Miami Officials Suggest Bond Money For Homeless Shelter
Written by Susan Stabley on July 8, 2004
By Susan Stabley
Miami city officials are warming to construction of a new Camillus House near Allapattah, especially if funding for the homeless shelter could be secured through a Miami-Dade County general obligation bond issue planned for the November ballot.
City Commission Chairman Arthur Teele Jr. proposed last week that Camillus House request $20 million from the anticipated $2.8 billion bond issue, adding that the allocation be part of a $285 million plan for the area’s science, art and historical museums to move to new buildings in Miami’s Bicentennial Park.

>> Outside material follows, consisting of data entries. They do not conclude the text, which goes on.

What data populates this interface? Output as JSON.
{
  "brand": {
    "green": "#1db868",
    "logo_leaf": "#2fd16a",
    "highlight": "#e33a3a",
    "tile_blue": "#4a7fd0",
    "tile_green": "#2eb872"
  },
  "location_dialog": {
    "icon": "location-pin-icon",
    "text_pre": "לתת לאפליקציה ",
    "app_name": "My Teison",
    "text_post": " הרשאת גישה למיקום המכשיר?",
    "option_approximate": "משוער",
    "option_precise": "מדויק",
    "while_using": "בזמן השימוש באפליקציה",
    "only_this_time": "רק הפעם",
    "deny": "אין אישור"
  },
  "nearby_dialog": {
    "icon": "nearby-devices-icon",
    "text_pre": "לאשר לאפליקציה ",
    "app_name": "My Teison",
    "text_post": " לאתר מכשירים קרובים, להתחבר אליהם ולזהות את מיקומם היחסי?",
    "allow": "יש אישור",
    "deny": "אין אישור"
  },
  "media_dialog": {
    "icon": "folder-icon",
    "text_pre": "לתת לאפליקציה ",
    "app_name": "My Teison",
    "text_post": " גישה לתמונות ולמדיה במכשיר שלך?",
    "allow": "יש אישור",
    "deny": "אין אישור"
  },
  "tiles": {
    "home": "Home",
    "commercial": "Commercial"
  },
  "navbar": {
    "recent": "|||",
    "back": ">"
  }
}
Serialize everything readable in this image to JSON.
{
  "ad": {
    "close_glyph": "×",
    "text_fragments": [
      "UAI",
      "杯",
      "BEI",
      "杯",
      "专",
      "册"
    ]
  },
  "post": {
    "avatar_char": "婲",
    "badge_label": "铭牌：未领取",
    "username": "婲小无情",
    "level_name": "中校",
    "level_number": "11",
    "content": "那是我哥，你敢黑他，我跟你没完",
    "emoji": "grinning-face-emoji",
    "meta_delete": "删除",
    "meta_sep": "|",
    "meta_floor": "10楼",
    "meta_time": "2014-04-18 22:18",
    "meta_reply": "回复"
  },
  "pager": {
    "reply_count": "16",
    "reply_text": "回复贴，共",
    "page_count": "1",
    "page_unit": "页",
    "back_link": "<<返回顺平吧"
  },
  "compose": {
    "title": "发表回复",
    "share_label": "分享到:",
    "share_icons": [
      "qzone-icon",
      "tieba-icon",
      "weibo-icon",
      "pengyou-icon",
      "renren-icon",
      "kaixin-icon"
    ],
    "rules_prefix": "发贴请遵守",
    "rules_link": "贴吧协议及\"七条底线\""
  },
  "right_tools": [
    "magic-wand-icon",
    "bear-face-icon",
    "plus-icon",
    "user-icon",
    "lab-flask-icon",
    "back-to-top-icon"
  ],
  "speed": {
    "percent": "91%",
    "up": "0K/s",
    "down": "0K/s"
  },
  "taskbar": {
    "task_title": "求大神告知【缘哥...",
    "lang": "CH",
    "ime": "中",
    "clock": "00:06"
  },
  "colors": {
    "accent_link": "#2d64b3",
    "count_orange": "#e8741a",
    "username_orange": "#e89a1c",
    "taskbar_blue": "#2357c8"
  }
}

"The museums have no chance of getting bond approval," Mr. Teele said, suggesting that packaging the homeless shelter with the museums in the bond proposal would help the museums muster voter approval.
"That’s as good an idea as you have ever had," City Manager Joe Arriola said to Mr. Teele, adding that he would help drum up support for the idea, discussed in a meeting room at City Hall among commissioners Teele, Angel Gonzalez and Tomas Regalado, Police Chief John Timoney, city administrators and Camillus House officials.
Miami officials have said their approval of a new homeless shelter would hinge on creation of a police training center nearby. Camillus House has offered land from its site for a police center.
City commissioners also want Camillus House to create an advisory board, give the city a seat on its board of directors, enforce of a 10 p.m. curfew, give bed priority to Miami homeless and limit feeding programs to Camillus House clients.
The commission is set to accept two chunks of surplus land from the Florida Department of Transportation – one of which could be the site of a police center. The Miami Police Department has $10 million of a $255 million Homeland Defense-Neighborhood Improvement Bond issued in 2002 to construct a center that could train law officers from Latin American and Caribbean agencies as well as local officers.
The properties surround the Camillus site. All three parcels are on a strip that runs west of Interstate 95 from Northwest 20th Street to where an interstate off-ramp bends into State Road 836 near the Civic Center.
If the city approves plans for a new shelter, Camillus House could move out of its 43-year-old home at Northeast Eighth Street and First Avenue, near the Miami Arena. A new building would be about 200,000 square feet on 5 acres with 420 beds.
Camillus House officials suggested at last week’s meeting that they could upgrade their existing 29,000-square-foot downtown center, but officials said the land is not large enough and reconstruction would require a site to house occupants temporarily.
Early this year, city commissioners passed an ordinance that requires four votes from the five-member commission to approve any action for rescue missions.